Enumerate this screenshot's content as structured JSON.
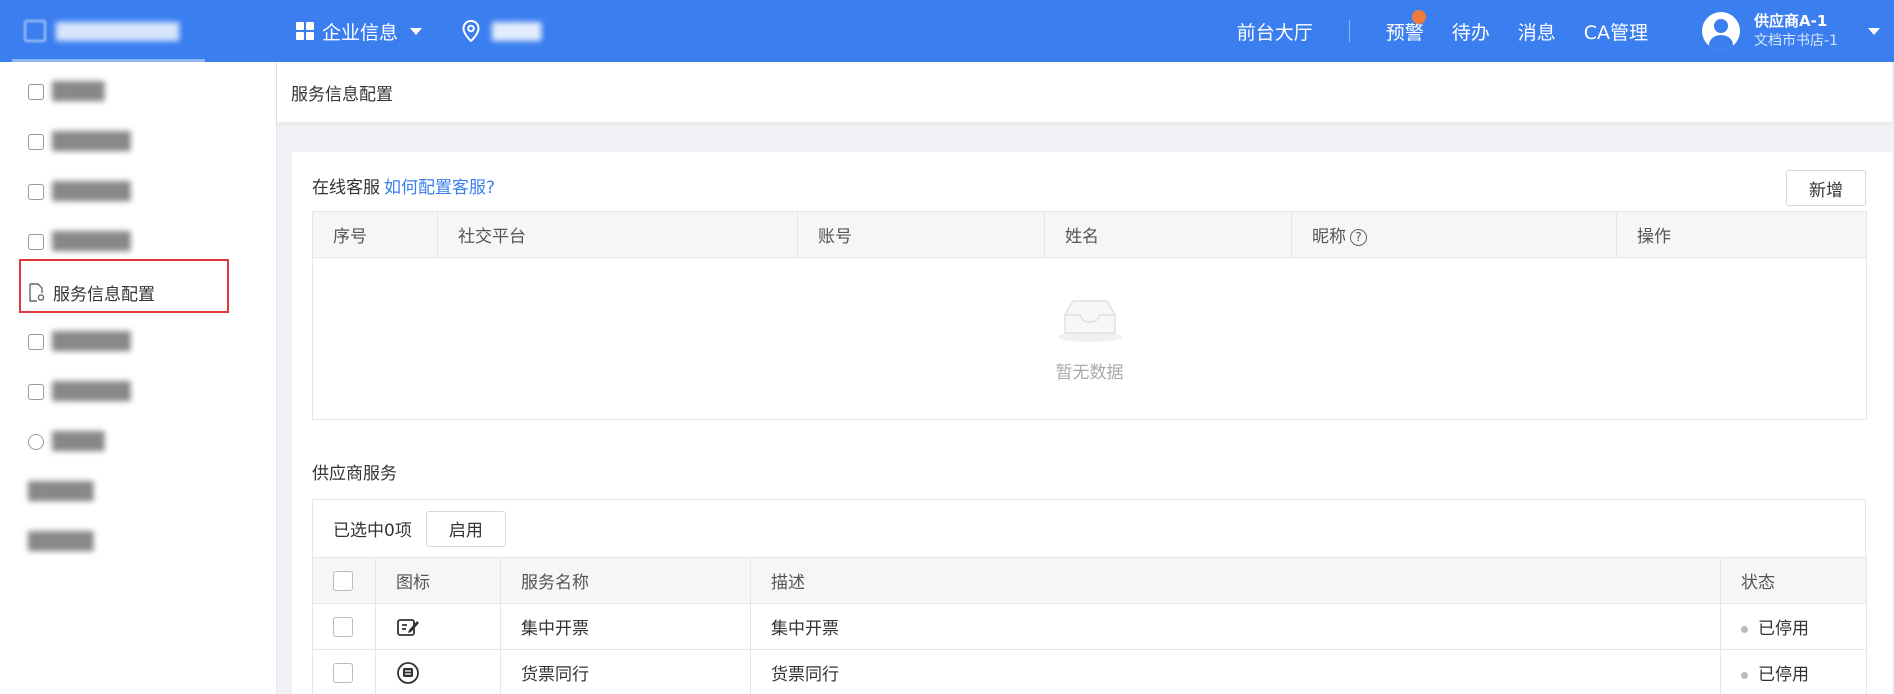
{
  "header": {
    "enterprise_label": "企业信息",
    "front_hall": "前台大厅",
    "warning": "预警",
    "todo": "待办",
    "messages": "消息",
    "ca_manage": "CA管理",
    "user_name": "供应商A-1",
    "user_shop": "文档市书店-1"
  },
  "sidebar": {
    "active_item": "服务信息配置"
  },
  "breadcrumb": "服务信息配置",
  "online_service": {
    "title": "在线客服",
    "help_link": "如何配置客服?",
    "add_button": "新增",
    "columns": [
      "序号",
      "社交平台",
      "账号",
      "姓名",
      "昵称",
      "操作"
    ],
    "empty_text": "暂无数据"
  },
  "supplier_service": {
    "title": "供应商服务",
    "selected_text": "已选中0项",
    "enable_button": "启用",
    "columns": [
      "图标",
      "服务名称",
      "描述",
      "状态"
    ],
    "rows": [
      {
        "icon": "invoice-edit-icon",
        "name": "集中开票",
        "desc": "集中开票",
        "status": "已停用"
      },
      {
        "icon": "ticket-circle-icon",
        "name": "货票同行",
        "desc": "货票同行",
        "status": "已停用"
      }
    ]
  }
}
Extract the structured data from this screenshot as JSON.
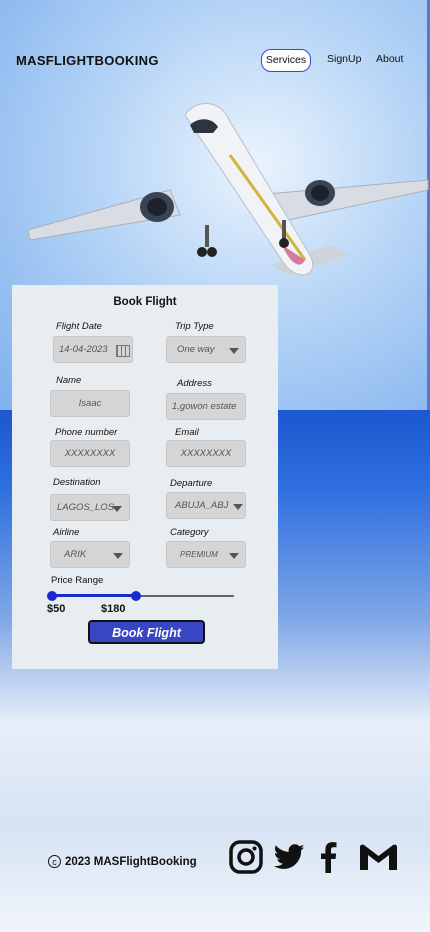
{
  "nav": {
    "brand": "MASFLIGHTBOOKING",
    "services": "Services",
    "signup": "SignUp",
    "about": "About"
  },
  "form": {
    "title": "Book Flight",
    "flight_date_label": "Flight Date",
    "flight_date_value": "14-04-2023",
    "trip_type_label": "Trip Type",
    "trip_type_value": "One way",
    "name_label": "Name",
    "name_value": "Isaac",
    "address_label": "Address",
    "address_value": "1,gowon estate",
    "phone_label": "Phone number",
    "phone_value": "XXXXXXXX",
    "email_label": "Email",
    "email_value": "XXXXXXXX",
    "destination_label": "Destination",
    "destination_value": "LAGOS_LOS",
    "departure_label": "Departure",
    "departure_value": "ABUJA_ABJ",
    "airline_label": "Airline",
    "airline_value": "ARIK",
    "category_label": "Category",
    "category_value": "PREMIUM",
    "price_label": "Price Range",
    "price_min": "$50",
    "price_max": "$180",
    "submit": "Book Flight"
  },
  "footer": {
    "copyright_symbol": "c",
    "copyright_text": "2023  MASFlightBooking"
  },
  "icons": [
    "instagram-icon",
    "twitter-icon",
    "facebook-icon",
    "gmail-icon",
    "calendar-icon",
    "chevron-down-icon"
  ],
  "colors": {
    "accent": "#3846c4",
    "slider": "#1b2ad0",
    "card": "#e8edf2"
  }
}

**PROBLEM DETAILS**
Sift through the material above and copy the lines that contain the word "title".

**RESULT FOR THIS EXERCISE**
    "title": "在线客服",
    "title": "供应商服务",
    "title": "Book Flight",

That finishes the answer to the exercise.